Pierre Corneille

Pepys’ Diary

Source: Diary of Samuel Pepys, 8 March 1664

Production: Pierre Corneille, Héraclius, Lincoln’s Inn Fields, London, 8 March 1664

Text: Up with some little discontent with my wife upon her saying that she had got and used some puppy-dog water, being put upon it by a desire of my aunt Wight to get some for her, who hath a mind, unknown to her husband, to get some for her ugly face. I to the office, where we sat all the morning, doing not much business through the multitude of counsellors, one hindering another. It was Mr. Coventry’s own saying to me in his coach going to the ‘Change, but I wonder that he did give me no thanks for my letter last night, but I believe he did only forget it. Thence home, whither Luellin came and dined with me, but we made no long stay at dinner; for “Heraclius” being acted, which my wife and I have a mighty mind to see, we do resolve, though not exactly agreeing with the letter of my vowe, yet altogether with the sense, to see another this month, by going hither instead of that at Court, there having been none conveniently since I made my vowe for us to see there, nor like to be this Lent, and besides we did walk home on purpose to make this going as cheap as that would have been, to have seen one at Court, and my conscience knows that it is only the saving of money and the time also that I intend by my oaths, and this has cost no more of either, so that my conscience before God do after good consultation and resolution of paying my forfeit, did my conscience accuse me of breaking my vowe, I do not find myself in the least apprehensive that I have done any violence to my oaths. The play hath one very good passage well managed in it, about two persons pretending, and yet denying themselves, to be son to the tyrant Phocas, and yet heire of Mauritius to the crowne. The garments like Romans very well. The little girle is come to act very prettily, and spoke the epilogue most admirably. But at the beginning, at the drawing up of the curtaine, there was the finest scene of the Emperor and his people about him, standing in their fixed and different pastures in their Roman habitts, above all that ever I yet saw at any of the theatres. Walked home, calling to see my brother Tom, who is in bed, and I doubt very ill of a consumption. To the office awhile, and so home to supper and to bed.

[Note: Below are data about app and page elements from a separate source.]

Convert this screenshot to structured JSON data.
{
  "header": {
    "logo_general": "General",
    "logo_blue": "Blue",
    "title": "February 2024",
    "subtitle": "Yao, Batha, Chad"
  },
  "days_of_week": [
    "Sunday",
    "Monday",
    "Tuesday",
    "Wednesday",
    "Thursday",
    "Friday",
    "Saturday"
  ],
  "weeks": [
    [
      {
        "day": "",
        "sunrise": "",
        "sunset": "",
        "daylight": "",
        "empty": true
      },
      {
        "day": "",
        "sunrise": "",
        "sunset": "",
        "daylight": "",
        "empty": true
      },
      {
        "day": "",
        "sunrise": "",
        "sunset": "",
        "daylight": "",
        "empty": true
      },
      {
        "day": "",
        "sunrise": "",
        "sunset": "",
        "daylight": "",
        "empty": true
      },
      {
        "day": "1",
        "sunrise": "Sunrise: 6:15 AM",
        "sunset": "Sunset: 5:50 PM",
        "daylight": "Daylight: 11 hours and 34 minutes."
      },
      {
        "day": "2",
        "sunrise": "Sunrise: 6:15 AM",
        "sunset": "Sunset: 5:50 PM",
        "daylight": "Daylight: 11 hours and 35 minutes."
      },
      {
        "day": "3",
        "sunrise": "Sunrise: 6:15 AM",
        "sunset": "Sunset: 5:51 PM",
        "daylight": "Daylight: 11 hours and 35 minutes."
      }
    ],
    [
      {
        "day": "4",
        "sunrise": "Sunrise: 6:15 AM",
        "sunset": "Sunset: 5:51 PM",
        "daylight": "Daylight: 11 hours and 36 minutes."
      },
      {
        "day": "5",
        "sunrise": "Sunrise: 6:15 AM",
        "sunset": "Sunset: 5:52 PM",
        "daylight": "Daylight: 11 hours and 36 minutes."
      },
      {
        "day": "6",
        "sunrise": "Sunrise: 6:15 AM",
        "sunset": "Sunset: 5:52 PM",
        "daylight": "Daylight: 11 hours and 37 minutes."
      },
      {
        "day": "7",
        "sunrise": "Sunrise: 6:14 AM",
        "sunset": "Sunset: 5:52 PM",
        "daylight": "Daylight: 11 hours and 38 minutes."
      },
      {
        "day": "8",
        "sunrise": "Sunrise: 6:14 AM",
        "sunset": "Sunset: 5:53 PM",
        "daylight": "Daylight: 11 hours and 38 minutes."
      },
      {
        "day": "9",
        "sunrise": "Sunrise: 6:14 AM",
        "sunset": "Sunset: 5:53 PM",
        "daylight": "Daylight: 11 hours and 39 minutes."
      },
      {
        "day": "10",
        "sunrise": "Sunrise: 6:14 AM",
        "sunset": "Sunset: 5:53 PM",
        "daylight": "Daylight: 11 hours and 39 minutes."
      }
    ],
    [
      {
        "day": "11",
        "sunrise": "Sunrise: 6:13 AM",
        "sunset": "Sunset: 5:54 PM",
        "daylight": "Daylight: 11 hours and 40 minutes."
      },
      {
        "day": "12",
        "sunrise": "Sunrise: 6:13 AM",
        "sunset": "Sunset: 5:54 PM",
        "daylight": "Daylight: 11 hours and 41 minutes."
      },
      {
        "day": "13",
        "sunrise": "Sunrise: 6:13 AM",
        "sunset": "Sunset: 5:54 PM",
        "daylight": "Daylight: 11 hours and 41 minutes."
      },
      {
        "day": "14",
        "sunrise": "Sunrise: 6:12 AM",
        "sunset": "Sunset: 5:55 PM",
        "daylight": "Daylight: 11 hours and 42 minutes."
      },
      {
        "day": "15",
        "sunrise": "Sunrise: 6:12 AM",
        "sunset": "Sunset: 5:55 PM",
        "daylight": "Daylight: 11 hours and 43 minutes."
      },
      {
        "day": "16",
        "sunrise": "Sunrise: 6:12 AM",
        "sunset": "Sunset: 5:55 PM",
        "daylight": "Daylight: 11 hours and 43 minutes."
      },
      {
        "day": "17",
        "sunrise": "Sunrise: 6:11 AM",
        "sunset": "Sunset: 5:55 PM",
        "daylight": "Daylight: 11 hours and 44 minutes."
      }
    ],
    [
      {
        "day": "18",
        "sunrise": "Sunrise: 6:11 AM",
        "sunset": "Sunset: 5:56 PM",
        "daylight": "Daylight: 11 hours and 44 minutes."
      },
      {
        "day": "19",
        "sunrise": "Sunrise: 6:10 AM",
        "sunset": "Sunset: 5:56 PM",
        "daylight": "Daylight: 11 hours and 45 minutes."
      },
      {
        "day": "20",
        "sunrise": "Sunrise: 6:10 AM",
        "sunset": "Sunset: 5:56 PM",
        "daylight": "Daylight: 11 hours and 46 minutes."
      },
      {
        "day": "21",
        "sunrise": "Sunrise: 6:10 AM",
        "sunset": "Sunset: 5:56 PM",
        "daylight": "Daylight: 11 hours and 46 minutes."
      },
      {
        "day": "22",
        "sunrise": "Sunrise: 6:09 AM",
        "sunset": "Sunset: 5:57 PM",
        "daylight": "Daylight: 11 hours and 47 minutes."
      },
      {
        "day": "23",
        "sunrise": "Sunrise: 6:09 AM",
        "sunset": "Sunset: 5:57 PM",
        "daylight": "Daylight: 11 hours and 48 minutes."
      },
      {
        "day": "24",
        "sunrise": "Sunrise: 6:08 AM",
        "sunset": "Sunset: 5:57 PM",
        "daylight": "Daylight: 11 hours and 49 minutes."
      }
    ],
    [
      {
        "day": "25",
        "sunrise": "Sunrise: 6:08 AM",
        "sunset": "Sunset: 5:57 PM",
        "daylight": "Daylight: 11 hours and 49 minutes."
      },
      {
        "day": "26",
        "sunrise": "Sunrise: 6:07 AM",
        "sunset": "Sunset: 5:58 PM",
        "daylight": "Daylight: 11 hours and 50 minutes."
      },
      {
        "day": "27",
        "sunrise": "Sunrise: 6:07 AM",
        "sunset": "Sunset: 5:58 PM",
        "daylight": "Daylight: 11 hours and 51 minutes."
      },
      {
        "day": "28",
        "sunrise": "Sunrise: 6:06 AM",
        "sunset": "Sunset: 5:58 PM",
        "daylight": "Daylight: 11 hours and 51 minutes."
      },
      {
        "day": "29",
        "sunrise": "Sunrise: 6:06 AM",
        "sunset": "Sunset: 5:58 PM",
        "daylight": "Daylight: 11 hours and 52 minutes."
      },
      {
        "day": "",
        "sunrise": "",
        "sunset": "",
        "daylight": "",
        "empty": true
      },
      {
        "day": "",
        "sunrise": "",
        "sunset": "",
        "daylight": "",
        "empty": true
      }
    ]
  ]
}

Comments: Samuel Pepys (1633-1703) was a British naval administrator and diarist. Pepys and his wife Elizabeth saw Pierre Corneille‘s 1647 French tragedy Héraclius, on the Byzantine emperor of that name, in a version by an unknown English translator, at Lincoln’s Inn Fields, in all probability performed by the Duke’s Company. The cast is not known. Pepys had made a Lenten vow to himself to limit his theatregoing, which he got round by persuading himself that a play at a different location to one seen at court did not count.

Links: http://www.pepysdiary.com/diary/1664/03/08